fluxes of around 100 W/cm2. Due to generation of such heat fluxes and temperature fluctuations, performance of the IGBTs is reduced. Therefore, it is always desirable to lower the temperature of the IGBTs in order to achieve high performance during applications.

    Conventional techniques use liquid coolants in a high-performance cold plate that is attached to multiple IGBTs. The cold plate can comprise single or multiple channels (micro meters to few milli meters) through a metal plate that is attached to the packed IGBT. In other conventional techniques, multiple impinging jet or sprays are provided on the metal plate that is attached to the IGBTs surface. Further, due to development of miniaturization techniques, multiple IGBTs are available in a relatively compact size. As a result, there is a significant increase in the die level heat fluxes. Moreover, the liquid cooling techniques utilized in such conventional techniques are insufficient for cooling the IGBTs that are available in compact size. Accordingly, there exists a need in the state of art for developing an improved cooling technique for the compact sized IGBTs.

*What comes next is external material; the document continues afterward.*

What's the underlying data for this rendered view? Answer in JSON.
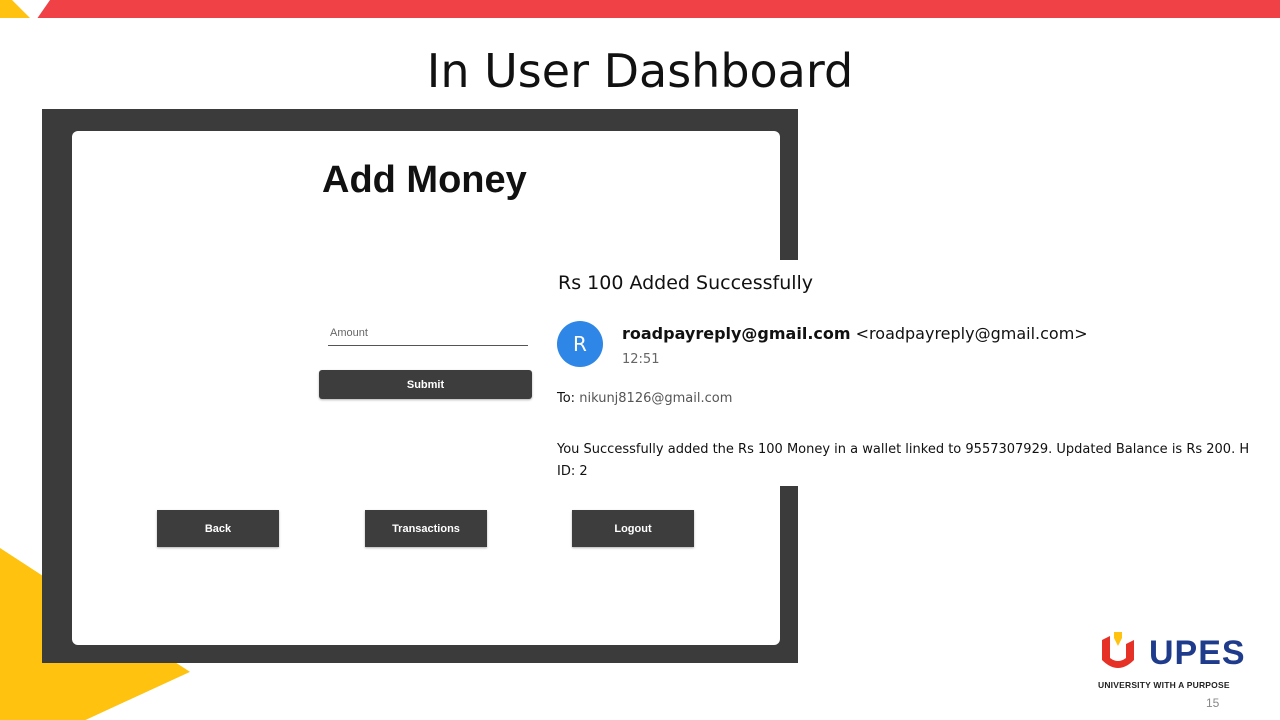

    The proposed technique discloses a nanofluid coolant that transfers the heat associated with power electronic devices such as, IGBT's in the MRI systems. The nanofluid coolant described herein is used for both direct and indirect cooling of IGBT's. The nanofluid coolant generally comprises a base fluid in combination with nano-particles.

    The nano-particles include various metals and non-metals. The...